men. It would be a hasty conclusion, however,
to take these as the standards of correct vision,
and assume that trees may forego their rooted
fixedness and share in the weakness of human
mobility, moving hither and thither as men run to
and fro. It was only the hastiness, the passion,
the ignorance of the observers that made those im-
passible natures seem like our own. And so it is
with truths — which partake (as their name im-
ports) of the stability and steadfastness of trees.
They may seem to move and vacillate, they may
appear to change their nature and veer from their
own position ; but if they do ; the fault lies in our-


selves, the observers, we may be sure, and not
in them. Truth rests unmoved, the same in all
times and places, being the Sanskrit d/iruva, fixed,
established, certain.

That the word, however, was occasionally used
by early English writers in a sense such as Tooke
would assign to it as its primary one, and denoted
any belief whether correct or otherwise, may be
proved by many passages.

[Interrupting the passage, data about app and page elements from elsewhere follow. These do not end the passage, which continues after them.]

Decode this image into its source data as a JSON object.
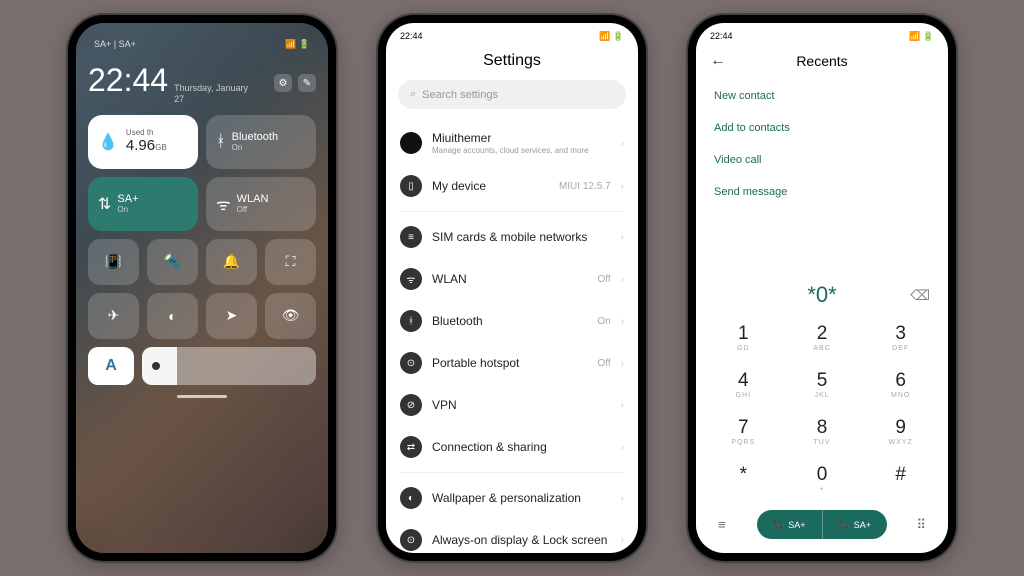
{
  "p1": {
    "status_left": "SA+ | SA+",
    "time": "22:44",
    "date_line1": "Thursday, January",
    "date_line2": "27",
    "data_tile": {
      "used_label": "Used th",
      "amount": "4.96",
      "unit": "GB"
    },
    "bluetooth": {
      "label": "Bluetooth",
      "state": "On"
    },
    "sa": {
      "label": "SA+",
      "state": "On"
    },
    "wlan": {
      "label": "WLAN",
      "state": "Off"
    },
    "auto": "A"
  },
  "p2": {
    "status_time": "22:44",
    "title": "Settings",
    "search_placeholder": "Search settings",
    "account": {
      "name": "Miuithemer",
      "sub": "Manage accounts, cloud services, and more"
    },
    "device": {
      "label": "My device",
      "value": "MIUI 12.5.7"
    },
    "rows": [
      {
        "label": "SIM cards & mobile networks",
        "value": ""
      },
      {
        "label": "WLAN",
        "value": "Off"
      },
      {
        "label": "Bluetooth",
        "value": "On"
      },
      {
        "label": "Portable hotspot",
        "value": "Off"
      },
      {
        "label": "VPN",
        "value": ""
      },
      {
        "label": "Connection & sharing",
        "value": ""
      }
    ],
    "rows2": [
      {
        "label": "Wallpaper & personalization"
      },
      {
        "label": "Always-on display & Lock screen"
      }
    ]
  },
  "p3": {
    "status_time": "22:44",
    "title": "Recents",
    "options": [
      "New contact",
      "Add to contacts",
      "Video call",
      "Send message"
    ],
    "number": "*0*",
    "keys": [
      {
        "n": "1",
        "l": "GD"
      },
      {
        "n": "2",
        "l": "ABC"
      },
      {
        "n": "3",
        "l": "DEF"
      },
      {
        "n": "4",
        "l": "GHI"
      },
      {
        "n": "5",
        "l": "JKL"
      },
      {
        "n": "6",
        "l": "MNO"
      },
      {
        "n": "7",
        "l": "PQRS"
      },
      {
        "n": "8",
        "l": "TUV"
      },
      {
        "n": "9",
        "l": "WXYZ"
      },
      {
        "n": "*",
        "l": ""
      },
      {
        "n": "0",
        "l": "+"
      },
      {
        "n": "#",
        "l": ""
      }
    ],
    "call_labels": [
      "SA+",
      "SA+"
    ]
  }
}
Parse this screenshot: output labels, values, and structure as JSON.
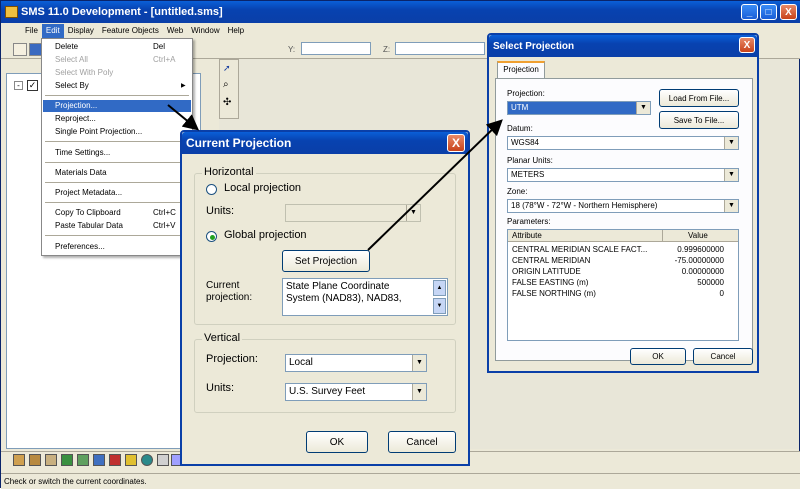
{
  "app": {
    "title": "SMS 11.0 Development - [untitled.sms]",
    "menu": [
      "File",
      "Edit",
      "Display",
      "Feature Objects",
      "Web",
      "Window",
      "Help"
    ],
    "coord_labels": [
      "Y:",
      "Z:"
    ],
    "status_text": "Check or switch the current coordinates.",
    "title_buttons": [
      "_",
      "□",
      "X"
    ]
  },
  "edit_menu": {
    "items": [
      {
        "label": "Delete",
        "shortcut": "Del"
      },
      {
        "label": "Select All",
        "shortcut": "Ctrl+A",
        "disabled": true
      },
      {
        "label": "Select With Poly",
        "disabled": true
      },
      {
        "label": "Select By",
        "submenu": "▶"
      },
      {
        "label": "Projection..."
      },
      {
        "label": "Reproject..."
      },
      {
        "label": "Single Point Projection..."
      },
      {
        "label": "Time Settings..."
      },
      {
        "label": "Materials Data"
      },
      {
        "label": "Project Metadata..."
      },
      {
        "label": "Copy To Clipboard",
        "shortcut": "Ctrl+C"
      },
      {
        "label": "Paste Tabular Data",
        "shortcut": "Ctrl+V"
      },
      {
        "label": "Preferences..."
      }
    ]
  },
  "current_projection": {
    "title": "Current Projection",
    "close": "X",
    "horizontal_label": "Horizontal",
    "local_projection": "Local projection",
    "units_label": "Units:",
    "global_projection": "Global projection",
    "set_projection": "Set Projection",
    "current_label_1": "Current",
    "current_label_2": "projection:",
    "current_value_1": "State Plane Coordinate",
    "current_value_2": "System (NAD83), NAD83,",
    "vertical_label": "Vertical",
    "v_projection_label": "Projection:",
    "v_projection_value": "Local",
    "v_units_label": "Units:",
    "v_units_value": "U.S. Survey Feet",
    "ok": "OK",
    "cancel": "Cancel"
  },
  "select_projection": {
    "title": "Select Projection",
    "close": "X",
    "tab": "Projection",
    "projection_label": "Projection:",
    "projection_value": "UTM",
    "load_btn": "Load From File...",
    "save_btn": "Save To File...",
    "datum_label": "Datum:",
    "datum_value": "WGS84",
    "planar_label": "Planar Units:",
    "planar_value": "METERS",
    "zone_label": "Zone:",
    "zone_value": "18 (78°W - 72°W - Northern Hemisphere)",
    "parameters_label": "Parameters:",
    "param_headers": [
      "Attribute",
      "Value"
    ],
    "params": [
      {
        "attr": "CENTRAL MERIDIAN SCALE FACT...",
        "value": "0.999600000"
      },
      {
        "attr": "CENTRAL MERIDIAN",
        "value": "-75.00000000"
      },
      {
        "attr": "ORIGIN LATITUDE",
        "value": "0.00000000"
      },
      {
        "attr": "FALSE EASTING (m)",
        "value": "500000"
      },
      {
        "attr": "FALSE NORTHING (m)",
        "value": "0"
      }
    ],
    "ok": "OK",
    "cancel": "Cancel"
  },
  "colors": {
    "title_bar": "#0a4fc8",
    "dialog_bg": "#ece9d8",
    "selection": "#316ac5"
  }
}
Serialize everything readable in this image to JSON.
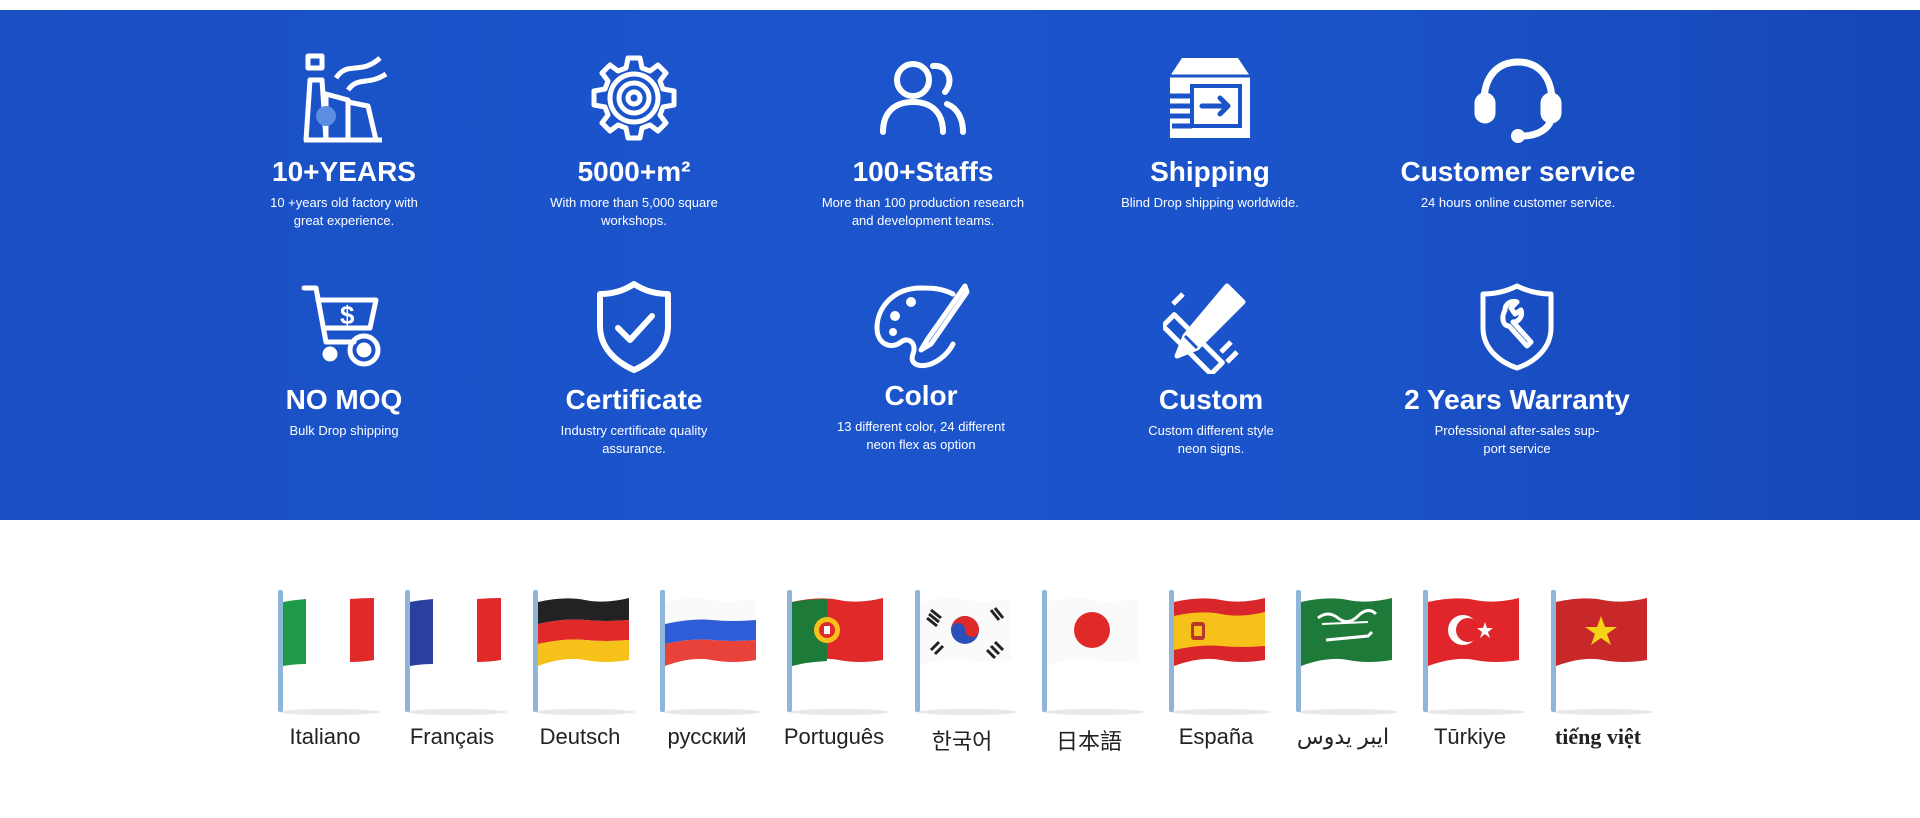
{
  "features": [
    {
      "icon": "factory-icon",
      "title": "10+YEARS",
      "desc": "10 +years old factory with great experience."
    },
    {
      "icon": "gear-icon",
      "title": "5000+m²",
      "desc": "With more than 5,000 square workshops."
    },
    {
      "icon": "users-icon",
      "title": "100+Staffs",
      "desc": "More than 100 production research and development teams."
    },
    {
      "icon": "shipping-box-icon",
      "title": "Shipping",
      "desc": "Blind Drop shipping worldwide."
    },
    {
      "icon": "headset-icon",
      "title": "Customer service",
      "desc": "24 hours online customer service."
    },
    {
      "icon": "cart-dollar-icon",
      "title": "NO MOQ",
      "desc": "Bulk Drop shipping"
    },
    {
      "icon": "shield-check-icon",
      "title": "Certificate",
      "desc": "Industry certificate quality assurance."
    },
    {
      "icon": "palette-icon",
      "title": "Color",
      "desc": "13 different color, 24 different neon flex as option"
    },
    {
      "icon": "pencil-ruler-icon",
      "title": "Custom",
      "desc": "Custom different style neon signs."
    },
    {
      "icon": "shield-wrench-icon",
      "title": "2 Years Warranty",
      "desc": "Professional after-sales sup- port service"
    }
  ],
  "languages": [
    {
      "flag": "italy-flag-icon",
      "label": "Italiano"
    },
    {
      "flag": "france-flag-icon",
      "label": "Français"
    },
    {
      "flag": "germany-flag-icon",
      "label": "Deutsch"
    },
    {
      "flag": "russia-flag-icon",
      "label": "русский"
    },
    {
      "flag": "portugal-flag-icon",
      "label": "Português"
    },
    {
      "flag": "korea-flag-icon",
      "label": "한국어"
    },
    {
      "flag": "japan-flag-icon",
      "label": "日本語"
    },
    {
      "flag": "spain-flag-icon",
      "label": "España"
    },
    {
      "flag": "saudi-arabia-flag-icon",
      "label": "ايبر يدوس"
    },
    {
      "flag": "turkey-flag-icon",
      "label": "Tūrkiye"
    },
    {
      "flag": "vietnam-flag-icon",
      "label": "tiếng việt"
    }
  ],
  "colors": {
    "panel_blue": "#1b53c9",
    "icon_white": "#ffffff"
  }
}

In Langland's 6 Vision
concerning Piers the Plowman ' (1393) we even
meet a phrase so strange to modern ears as 6 false

When Lechery armed himself

1 He bar a bowe in hus honde, and meny brode arwes
Were fetherede with faire by-heste and many a fals treuthe.' l

So in Hampole's i Pricke of Conscience ' (ab.

1340), Antichrist says —

' Thai ly ved in fals troivthe alle
That has bene fra the worldes bygynnyng
Until the tyme of his commyng.' LI. 4228-30.

Dr Morris quotes a parallel to this from the
Harleian MS. —

< That fals Crist as I telle the
In the flum sal baptist be,
To save man sWles he salle be send,
And alle fals trowth he salle defend.'

The Three Kings, therefore, in the 6 Cursor

Mundi' (ab. 1320), were guilty of no tautology

1 Pass, audit 11. 117, 118, E.E.T.S., ed. Skeat, text C.

vice. 95

when they declared that they were come to the

new-born Saviour, prepared to

1 Honur him wit tiicthes tru. 1

In the following, from the prose treatises of

Richard Rolle de Hampole (died 1349), ' truth '

occurs where we now would use i faith.'

1 Sayne Paul sais that als lange als we ere in this "body we
ere pilgrymes fra owre Lorde. ... we go by trouthe, noghte
by syghte, that es we lyff in trouthe, noghte in bodily
felynge.' 1

Burke, in his ' Treatise on the Sublime and
Beautiful,' observes that trees generally manifest
much more of the former quality than of the latter,
being deficient in those features of delicacy and
softness which he holds as essential to the true
ideal of beauty, and remarks as conspicuous in
flowers and women. ' It is not the oak,' he says,
' the ash, or the elm, or any of the robust trees

1 2 3 4 6 8 9 10 11 12 13 14 15 16 17 18 19 20 21

Online LibraryAbram Smythe PalmerLeaves from a word-hunter's note-book → online text (page 6 of 21)